Under the statute that the plaintiff filed suit against Quaker, the plaintiff is only required to show ” payment for services and pecuniary harm as a result of [unlawful trade] practices.” However, the plaintiff in this case did not provide any dates, specific or approximate, regarding when he made the alleged purchases. Furthermore, according to public records accessed by the court, plaintiff was incarcerated in the Federal Correctional Institution in Petersburg, Virginia, from 2006 to 2010. Additionally, the court stated that the plaintiff was also reportedly in prison on November 1, 2005, which is the date on which he alleges defendant launched the misleading marketing campaign.
Therefore, the court said, “plaintiff’s implication that he purchased defendant’s products in the District of Columbia and thus suffered pecuniary injury simply strains credulity.”
Furthermore, under relevant federal statute, as a lay person, plaintiff cannot represent vendors or other consumers who may have purchased the supposed products. He therefore does not have the ability to represent anyone else’s claims either.
The court therefore held that the plaintiff lacked standing to bring the suit, and granted the defendant’s motions to dismiss the complaint.
If you or a loved one has suffered injury or death as a result of a defective consumer product, you should contact the experienced products liability attorneys at Lebowitz & Mzhen Personal Injury Lawyers as soon as possible in order to discuss your claim. Our firm has many years of experience in zealously representing individuals in the Washington, DC area who have suffered injuries due to defective or dangerous products. Call us today in order to schedule a free and confidential consultation. You can contact us by calling (800) 654-1949 or through this website.
More Blog Posts:
D.C. Circuit Court Refuses Motion for Summary Judgment Against Whole Foods in Slip and Fall Case, Washington DC Injury Lawyer Blog, published November 21, 2013

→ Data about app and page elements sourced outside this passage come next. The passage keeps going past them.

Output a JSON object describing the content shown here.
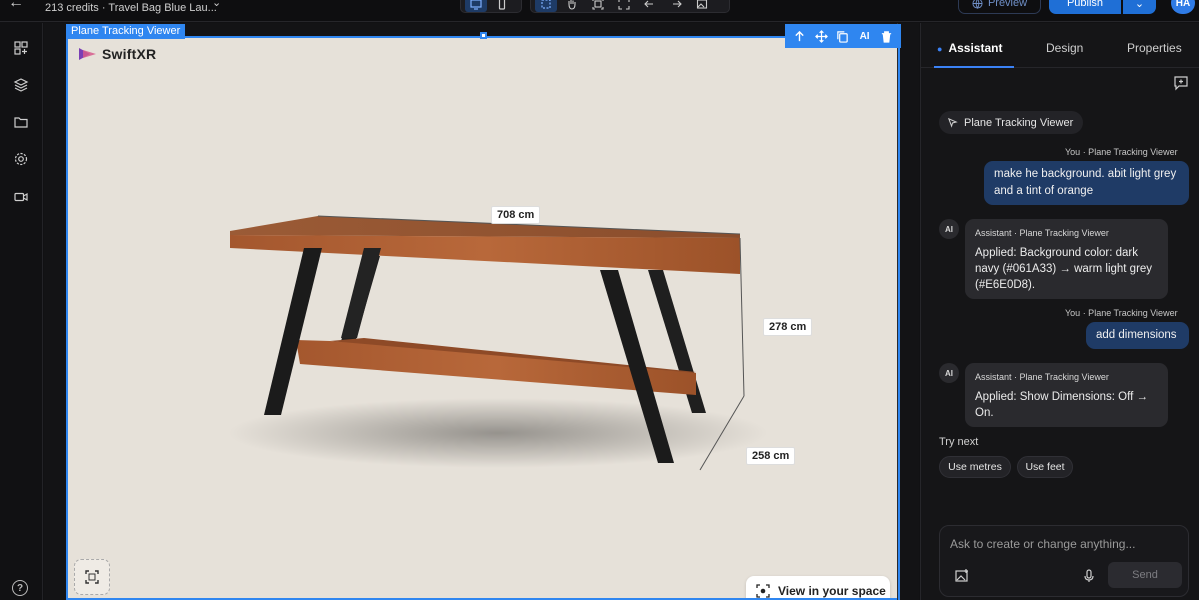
{
  "topbar": {
    "credits": "213 credits · Travel Bag Blue Lau...",
    "preview_label": "Preview",
    "publish_label": "Publish",
    "avatar_initials": "HA"
  },
  "viewer": {
    "label": "Plane Tracking Viewer",
    "ai_tool": "AI",
    "logo_text": "SwiftXR",
    "dimensions": {
      "width": "708 cm",
      "height": "278 cm",
      "depth": "258 cm"
    },
    "ar_button": "View in your space"
  },
  "panel": {
    "tabs": [
      {
        "label": "Assistant"
      },
      {
        "label": "Design"
      },
      {
        "label": "Properties"
      }
    ],
    "context_chip": "Plane Tracking Viewer",
    "messages": [
      {
        "meta": "You · Plane Tracking Viewer",
        "text": "make he background. abit light grey and a tint of orange"
      },
      {
        "badge": "AI",
        "meta": "Assistant · Plane Tracking Viewer",
        "text": "Applied: Background color: dark navy (#061A33) → warm light grey (#E6E0D8)."
      },
      {
        "meta": "You · Plane Tracking Viewer",
        "text": "add dimensions"
      },
      {
        "badge": "AI",
        "meta": "Assistant · Plane Tracking Viewer",
        "text": "Applied: Show Dimensions: Off → On."
      }
    ],
    "try_next": "Try next",
    "suggestions": [
      "Use metres",
      "Use feet"
    ],
    "composer": {
      "placeholder": "Ask to create or change anything...",
      "send_label": "Send"
    }
  },
  "colors": {
    "accent": "#2f86f0",
    "viewer_bg": "#e6e1d9",
    "user_bubble": "#1f3b66",
    "publish": "#1f6fd6"
  },
  "icons": [
    "back-arrow-icon",
    "chevron-down-icon",
    "desktop-icon",
    "mobile-icon",
    "select-icon",
    "hand-icon",
    "fit-icon",
    "expand-icon",
    "undo-icon",
    "redo-icon",
    "image-icon",
    "globe-icon",
    "grid-icon",
    "layers-icon",
    "folder-icon",
    "gear-icon",
    "video-icon",
    "help-icon",
    "arrow-up-icon",
    "move-icon",
    "copy-icon",
    "trash-icon",
    "ar-icon",
    "fullscreen-icon",
    "new-chat-icon",
    "cursor-icon",
    "image-upload-icon",
    "mic-icon"
  ]
}
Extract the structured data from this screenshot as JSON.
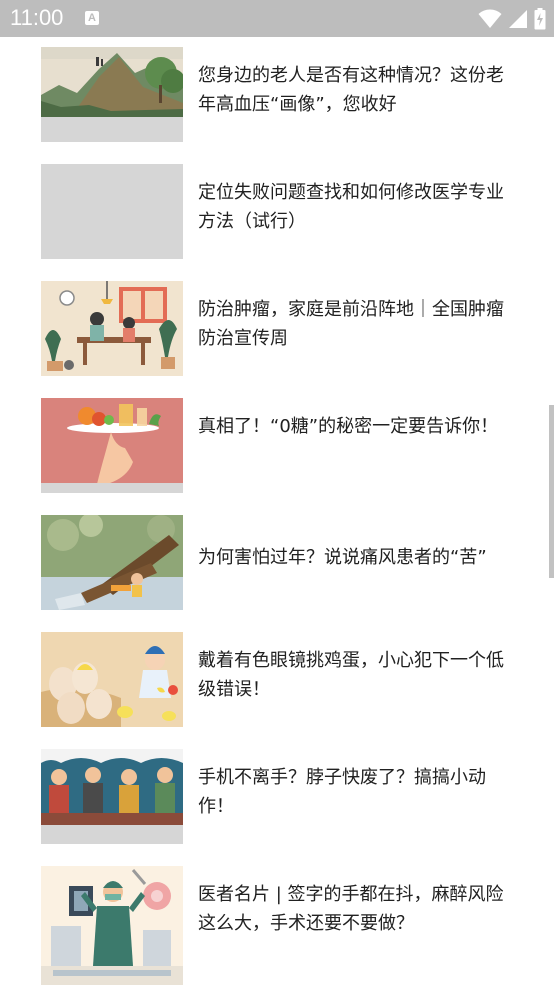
{
  "status_bar": {
    "time": "11:00",
    "notification_badge": "A",
    "icons": [
      "wifi-icon",
      "cellular-signal-icon",
      "battery-icon"
    ]
  },
  "articles": [
    {
      "title": "您身边的老人是否有这种情况？这份老年高血压“画像”，您收好",
      "thumbnail": "mountain-landscape-illustration"
    },
    {
      "title": "定位失败问题查找和如何修改医学专业方法（试行）",
      "thumbnail": "placeholder"
    },
    {
      "title": "防治肿瘤，家庭是前沿阵地｜全国肿瘤防治宣传周",
      "thumbnail": "family-dinner-illustration"
    },
    {
      "title": "真相了！“0糖”的秘密一定要告诉你！",
      "thumbnail": "food-tray-illustration"
    },
    {
      "title": "为何害怕过年？说说痛风患者的“苦”",
      "thumbnail": "beer-bottles-illustration"
    },
    {
      "title": "戴着有色眼镜挑鸡蛋，小心犯下一个低级错误！",
      "thumbnail": "eggs-chicks-illustration"
    },
    {
      "title": "手机不离手？脖子快废了？搞搞小动作！",
      "thumbnail": "people-on-phones-illustration"
    },
    {
      "title": "医者名片 | 签字的手都在抖，麻醉风险这么大，手术还要不要做？",
      "thumbnail": "anesthesiologist-illustration"
    }
  ]
}
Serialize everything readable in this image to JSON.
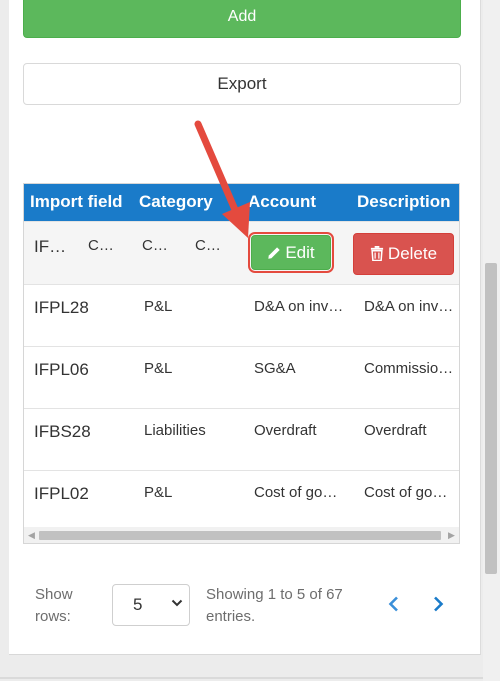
{
  "actions": {
    "add_label": "Add",
    "export_label": "Export"
  },
  "table": {
    "columns": [
      "Import field",
      "Category",
      "Account",
      "Description"
    ],
    "selected_row": {
      "import_field": "IF…",
      "category": "C…",
      "account": "C…",
      "description": "C…"
    },
    "row_actions": {
      "edit_label": "Edit",
      "delete_label": "Delete"
    },
    "rows": [
      {
        "import_field": "IFPL28",
        "category": "P&L",
        "account": "D&A on inv…",
        "description": "D&A on inv…"
      },
      {
        "import_field": "IFPL06",
        "category": "P&L",
        "account": "SG&A",
        "description": "Commissio…"
      },
      {
        "import_field": "IFBS28",
        "category": "Liabilities",
        "account": "Overdraft",
        "description": "Overdraft"
      },
      {
        "import_field": "IFPL02",
        "category": "P&L",
        "account": "Cost of go…",
        "description": "Cost of go…"
      }
    ]
  },
  "footer": {
    "show_rows_label": "Show rows:",
    "rows_per_page": "5",
    "entries_text": "Showing 1 to 5 of 67 entries."
  },
  "colors": {
    "header_bg": "#1a7bc9",
    "add_green": "#5cb85c",
    "delete_red": "#d9534f",
    "annotation_red": "#e44a3e",
    "pager_blue": "#3a8fd9"
  },
  "icons": {
    "edit": "pencil-icon",
    "delete": "trash-icon",
    "prev": "chevron-left-icon",
    "next": "chevron-right-icon",
    "select": "chevron-down-icon"
  }
}
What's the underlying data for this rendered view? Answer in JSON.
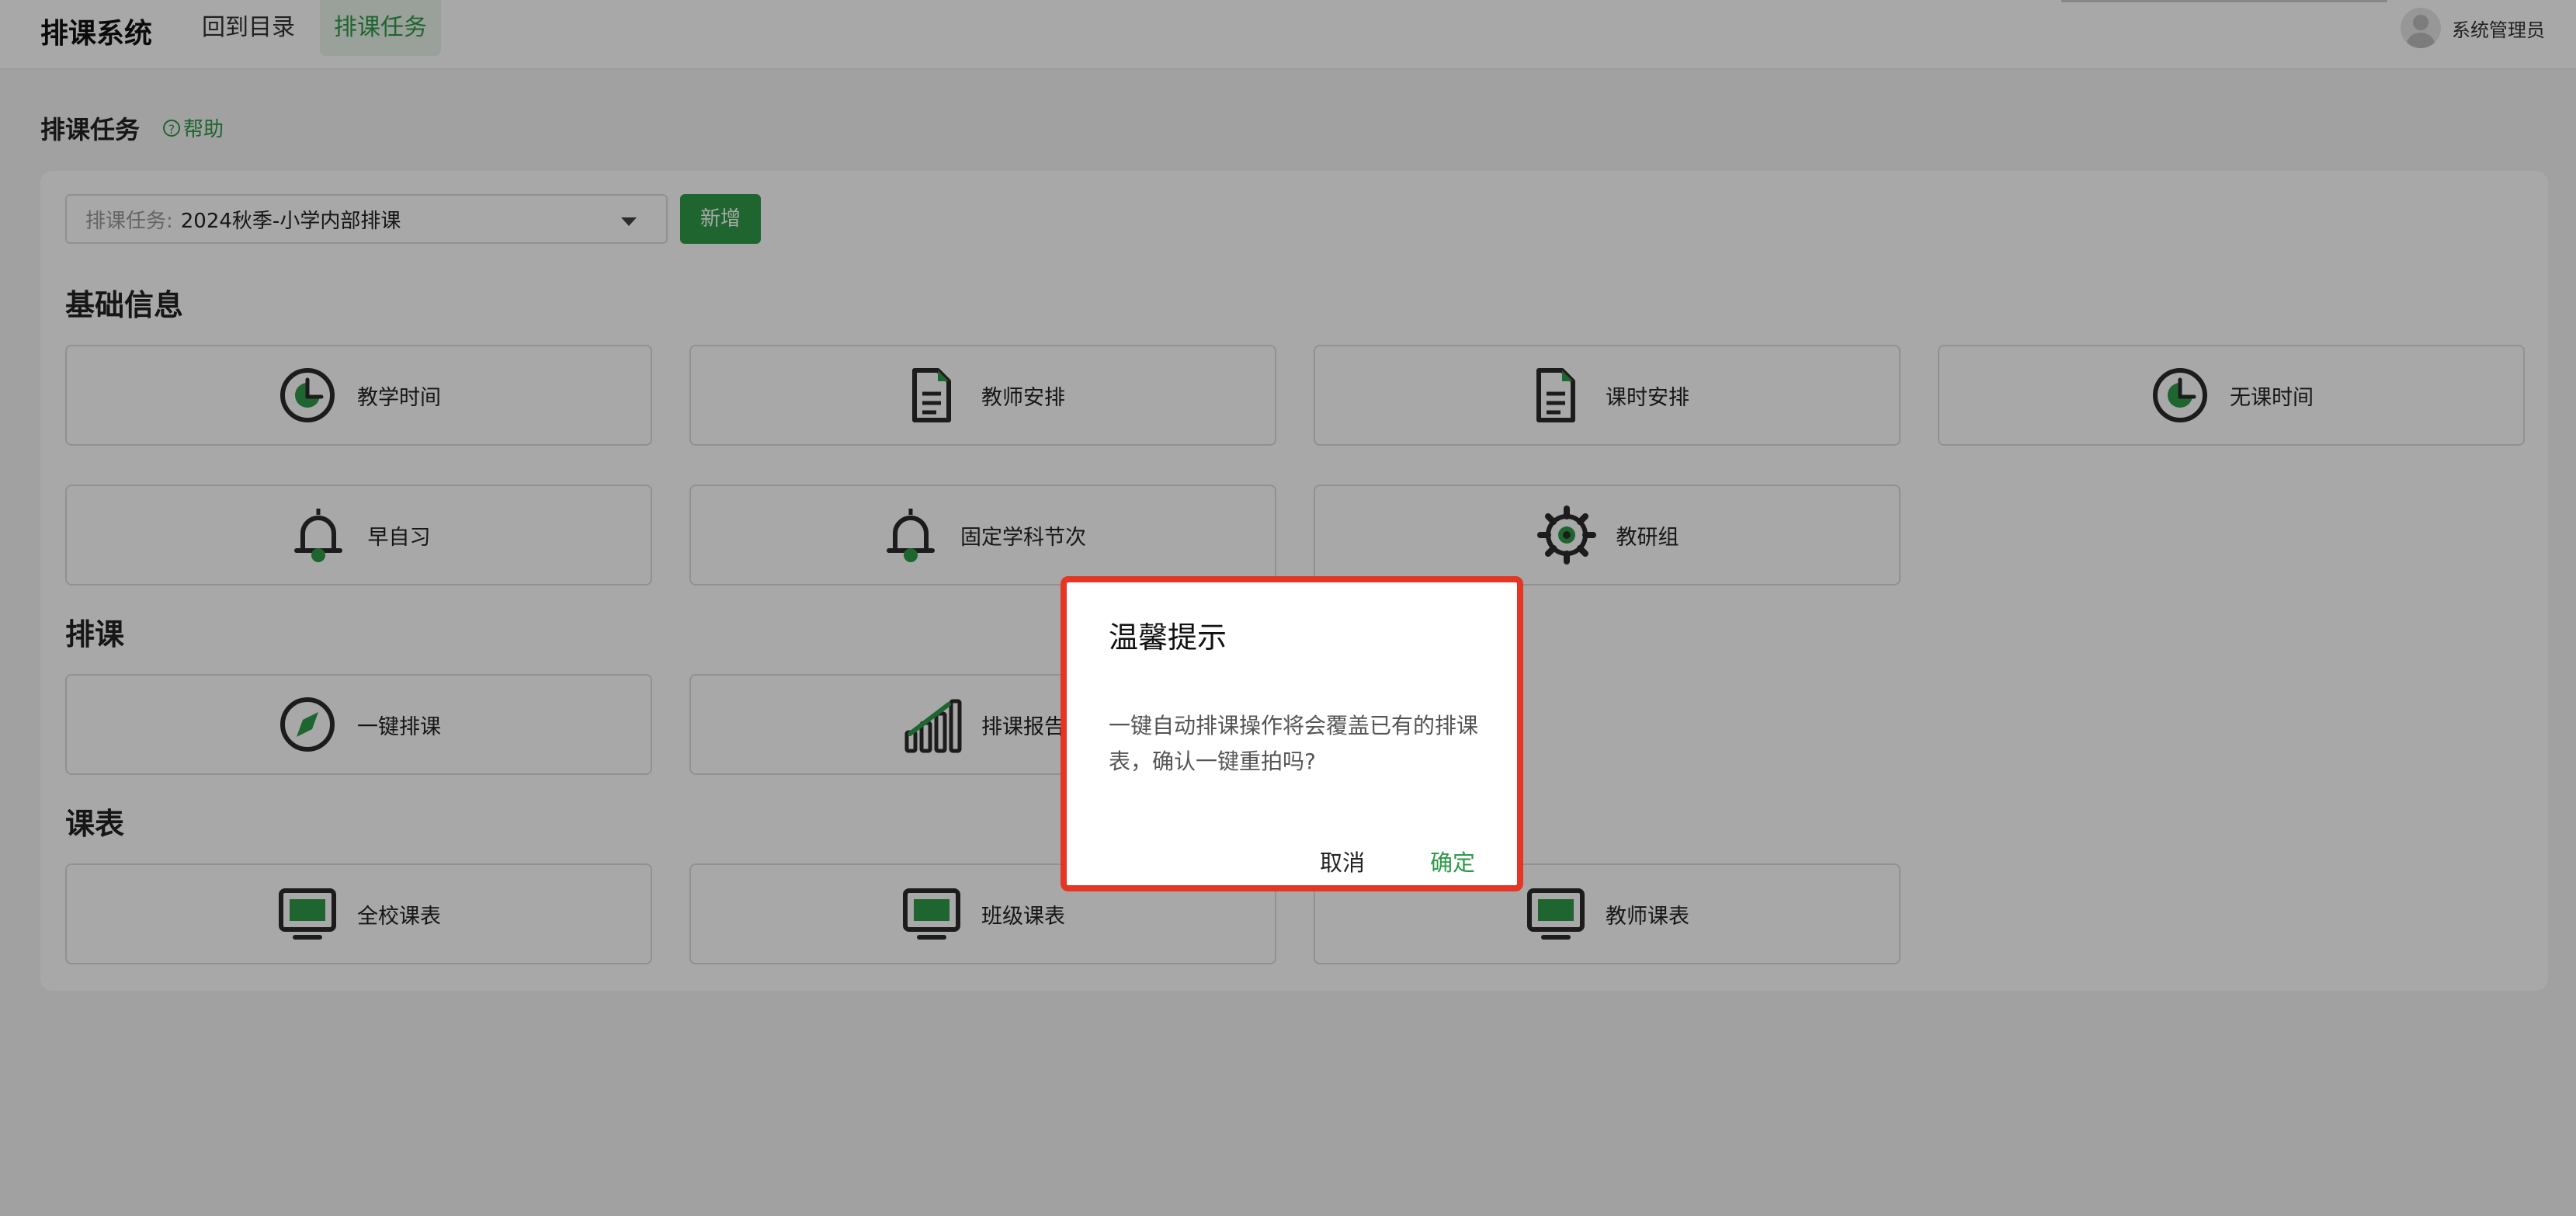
{
  "header": {
    "brand": "排课系统",
    "nav_back": "回到目录",
    "nav_task": "排课任务",
    "user_name": "系统管理员"
  },
  "page": {
    "title": "排课任务",
    "help": "帮助",
    "select_prefix": "排课任务:",
    "select_value": "2024秋季-小学内部排课",
    "add_label": "新增"
  },
  "sections": {
    "basic": "基础信息",
    "schedule": "排课",
    "timetable": "课表"
  },
  "cards": {
    "teaching_time": "教学时间",
    "teacher_arrangement": "教师安排",
    "lesson_arrangement": "课时安排",
    "no_class_time": "无课时间",
    "morning_study": "早自习",
    "fixed_subject_periods": "固定学科节次",
    "research_group": "教研组",
    "one_click_schedule": "一键排课",
    "schedule_report": "排课报告",
    "school_timetable": "全校课表",
    "class_timetable": "班级课表",
    "teacher_timetable": "教师课表"
  },
  "dialog": {
    "title": "温馨提示",
    "message": "一键自动排课操作将会覆盖已有的排课表，确认一键重拍吗?",
    "cancel": "取消",
    "confirm": "确定"
  },
  "colors": {
    "accent": "#2e9a48",
    "highlight_border": "#e53524"
  }
}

Johnson & Johnson Reportedly Set to Pay $4 Billion in Hip Replacement Settlement, Washington DC Injury Lawyer Blog, published November 12, 2013